Robert Besnard's story is bittersweet and after you hear it, I think you'll appreciate the portrait of this anonymous woman all the more. In her elegant lavender gown with the black shoulder straps, rose corsage at her breast and faithful canine companion at her lap, this woman with dark hair exudes that Parisian confidence women the world over are jealous of. Robert Besnard was born in London in 1881 where his parents lived for three years while his father, Albert, was exhibiting his paintings at the Royal Academy of London. Robert learned how to paint under the tutelage of his father but his career was cut short by World War I. His family thought he had been taken as a prisoner of war and it wasn't until 1915 that they learned he had been killed in battle in 1914. He left behind an American wife and 3 children. He was only 33 years old. Some of his works go up for auction after his untimely death but little is known about most of his pieces. Once again, postcards help preserve some history and art that would have been completely lost.

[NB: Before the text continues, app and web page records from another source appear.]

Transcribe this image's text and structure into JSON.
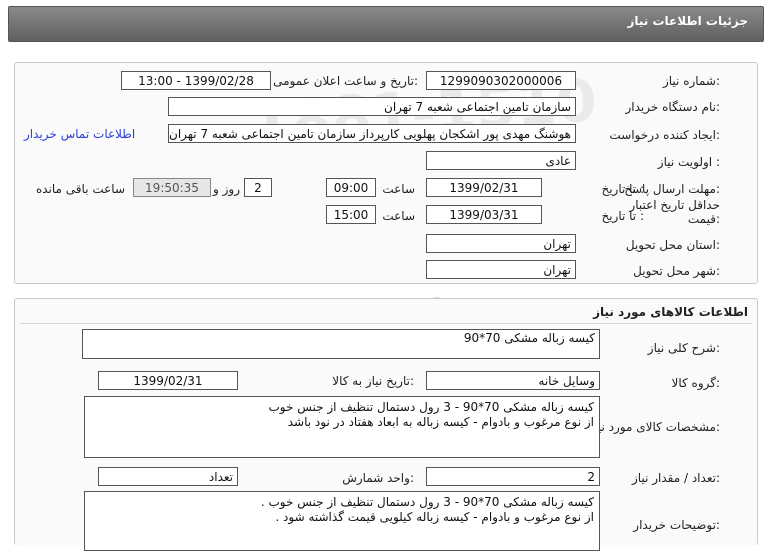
{
  "header": {
    "title": "جزئیات اطلاعات نیاز"
  },
  "watermark": {
    "text": "ParsNamadData",
    "number": "1881-1510",
    "subtext": "پایگاه اطلاعات پارس نماد داده ها"
  },
  "need_info": {
    "need_number_label": "شماره نیاز:",
    "need_number": "1299090302000006",
    "announce_label": "تاریخ و ساعت اعلان عمومی:",
    "announce_value": "1399/02/28 - 13:00",
    "buyer_org_label": "نام دستگاه خریدار:",
    "buyer_org": "سازمان تامین اجتماعی شعبه 7 تهران",
    "creator_label": "ایجاد کننده درخواست:",
    "creator": "هوشنگ مهدی پور اشکجان پهلویی کارپرداز سازمان تامین اجتماعی شعبه 7 تهران",
    "contact_link": "اطلاعات تماس خریدار",
    "priority_label": "اولویت نیاز :",
    "priority": "عادی",
    "send_deadline_label": "مهلت ارسال پاسخ:",
    "until_date_label": "تا تاریخ :",
    "send_date": "1399/02/31",
    "time_label": "ساعت",
    "send_time": "09:00",
    "days_value": "2",
    "days_label": "روز و",
    "remaining_time": "19:50:35",
    "remaining_label": "ساعت باقی مانده",
    "validity_label": "حداقل تاریخ اعتبار قیمت:",
    "validity_until_label": "تا تاریخ :",
    "validity_date": "1399/03/31",
    "validity_time_label": "ساعت",
    "validity_time": "15:00",
    "province_label": "استان محل تحویل:",
    "province": "تهران",
    "city_label": "شهر محل تحویل:",
    "city": "تهران"
  },
  "goods": {
    "section_title": "اطلاعات کالاهای مورد نیاز",
    "summary_label": "شرح کلی نیاز:",
    "summary": "کیسه  زباله مشکی 70*90",
    "group_label": "گروه کالا:",
    "group": "وسایل خانه",
    "need_date_label": "تاریخ نیاز به کالا:",
    "need_date": "1399/02/31",
    "specs_label": "مشخصات کالای مورد نیاز:",
    "specs_line1": "کیسه  زباله مشکی 70*90 -  3 رول دستمال تنظیف از جنس خوب",
    "specs_line2": "از نوع مرغوب  و بادوام  -  کیسه  زباله  به ابعاد هفتاد  در نود  باشد",
    "qty_label": "تعداد / مقدار نیاز:",
    "qty": "2",
    "unit_label": "واحد شمارش:",
    "unit": "تعداد",
    "buyer_notes_label": "توضیحات خریدار:",
    "notes_line1": "کیسه  زباله مشکی 70*90 -  3 رول دستمال تنظیف از جنس خوب .",
    "notes_line2": "از نوع مرغوب  و بادوام  - کیسه زباله کیلویی  قیمت گذاشته شود ."
  }
}
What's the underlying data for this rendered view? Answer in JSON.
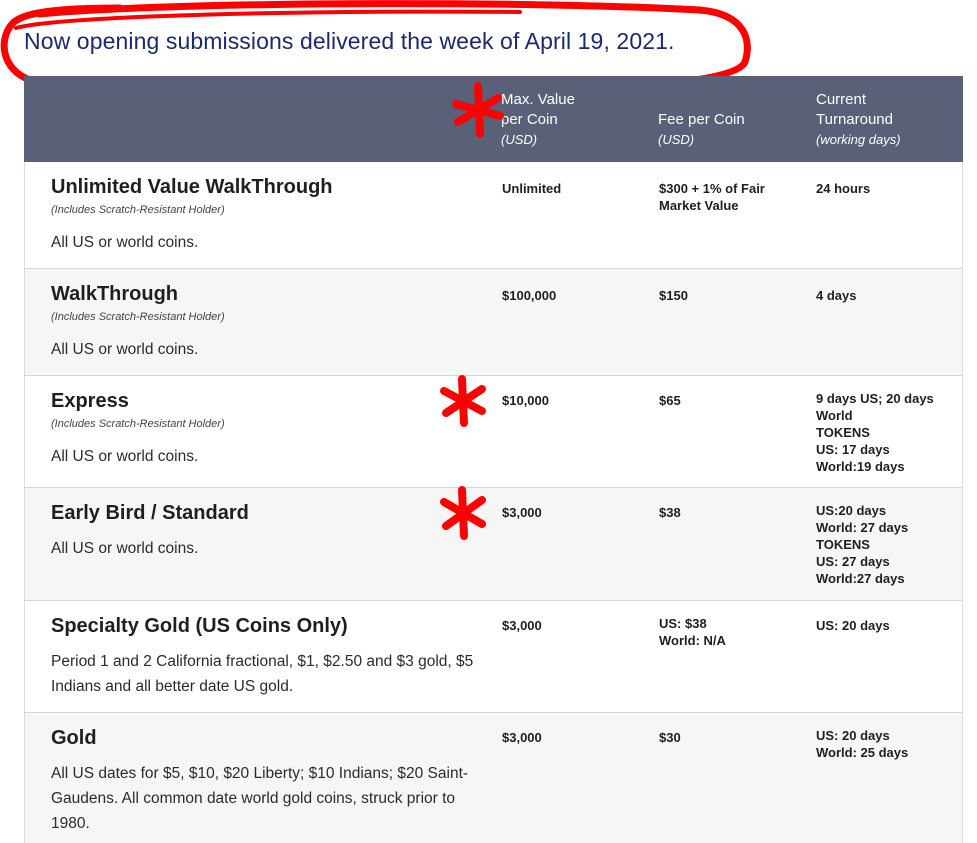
{
  "announcement": "Now opening submissions delivered the week of April 19, 2021.",
  "table": {
    "headers": {
      "max_value_line1": "Max. Value",
      "max_value_line2": "per Coin",
      "max_value_unit": "(USD)",
      "fee": "Fee per Coin",
      "fee_unit": "(USD)",
      "turnaround_line1": "Current",
      "turnaround_line2": "Turnaround",
      "turnaround_unit": "(working days)"
    },
    "rows": [
      {
        "name": "Unlimited Value WalkThrough",
        "note": "(Includes Scratch-Resistant Holder)",
        "description": "All US or world coins.",
        "max_value": "Unlimited",
        "fee": "$300 + 1% of Fair Market Value",
        "turnaround": [
          "24 hours"
        ]
      },
      {
        "name": "WalkThrough",
        "note": "(Includes Scratch-Resistant Holder)",
        "description": "All US or world coins.",
        "max_value": "$100,000",
        "fee": "$150",
        "turnaround": [
          "4 days"
        ]
      },
      {
        "name": "Express",
        "note": "(Includes Scratch-Resistant Holder)",
        "description": "All US or world coins.",
        "max_value": "$10,000",
        "fee": "$65",
        "turnaround": [
          "9 days US; 20 days World",
          "TOKENS",
          "US: 17 days",
          "World:19 days"
        ]
      },
      {
        "name": "Early Bird / Standard",
        "note": "",
        "description": "All US or world coins.",
        "max_value": "$3,000",
        "fee": "$38",
        "turnaround": [
          "US:20 days",
          "World: 27 days",
          "TOKENS",
          "US: 27 days",
          "World:27 days"
        ]
      },
      {
        "name": "Specialty Gold (US Coins Only)",
        "note": "",
        "description": "Period 1 and 2 California fractional, $1, $2.50 and $3 gold, $5 Indians and all better date US gold.",
        "max_value": "$3,000",
        "fee": [
          "US: $38",
          "World: N/A"
        ],
        "turnaround": [
          "US: 20 days"
        ]
      },
      {
        "name": "Gold",
        "note": "",
        "description": "All US dates for $5, $10, $20 Liberty; $10 Indians; $20 Saint-Gaudens. All common date world gold coins, struck prior to 1980.",
        "max_value": "$3,000",
        "fee": "$30",
        "turnaround": [
          "US: 20 days",
          "World: 25 days"
        ]
      }
    ]
  },
  "colors": {
    "header_bg": "#5b6079",
    "announcement_text": "#1a2a6c",
    "marker_red": "#ff0000",
    "alt_row_bg": "#f6f6f6"
  }
}
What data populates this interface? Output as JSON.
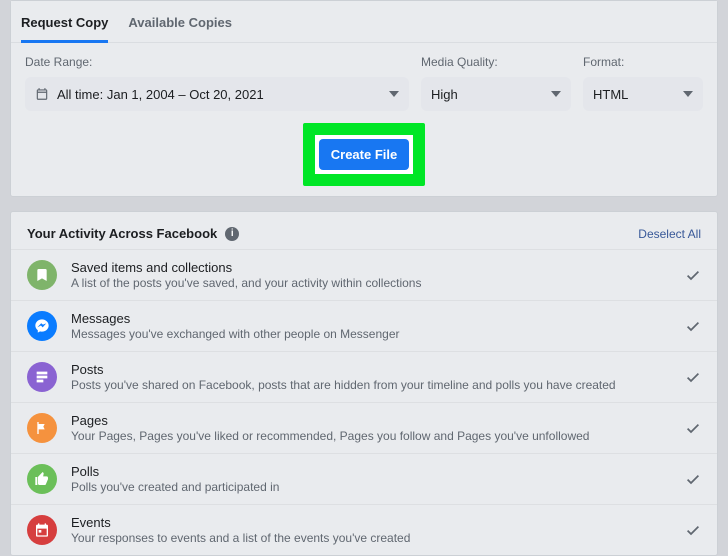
{
  "tabs": {
    "request": "Request Copy",
    "available": "Available Copies"
  },
  "fields": {
    "date_label": "Date Range:",
    "date_value": "All time: Jan 1, 2004 – Oct 20, 2021",
    "mq_label": "Media Quality:",
    "mq_value": "High",
    "fmt_label": "Format:",
    "fmt_value": "HTML"
  },
  "create_button": "Create File",
  "activity": {
    "heading": "Your Activity Across Facebook",
    "deselect": "Deselect All",
    "items": [
      {
        "title": "Saved items and collections",
        "desc": "A list of the posts you've saved, and your activity within collections"
      },
      {
        "title": "Messages",
        "desc": "Messages you've exchanged with other people on Messenger"
      },
      {
        "title": "Posts",
        "desc": "Posts you've shared on Facebook, posts that are hidden from your timeline and polls you have created"
      },
      {
        "title": "Pages",
        "desc": "Your Pages, Pages you've liked or recommended, Pages you follow and Pages you've unfollowed"
      },
      {
        "title": "Polls",
        "desc": "Polls you've created and participated in"
      },
      {
        "title": "Events",
        "desc": "Your responses to events and a list of the events you've created"
      }
    ]
  }
}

"Wife and Trinkets" by Clémentine Hélène Dufau is also known as "Admiring a Vase" and the original was sold by Sotheby's in 2006. Mlle. Dufau (1869 – 1937) was an award-winning French artist who was a painter, decorator and illustrator. Her self portrait, wearing a long blue gown, hangs at the Musee D'Orsay. Coincidence or not, the 'femme' in this portrait is also dressed in blue. Christie's auctioned one of her original paintings for just under $3,000 dollars in 2013. Dufau also designed advertising posters and had a hand in decorating the Sorbonne.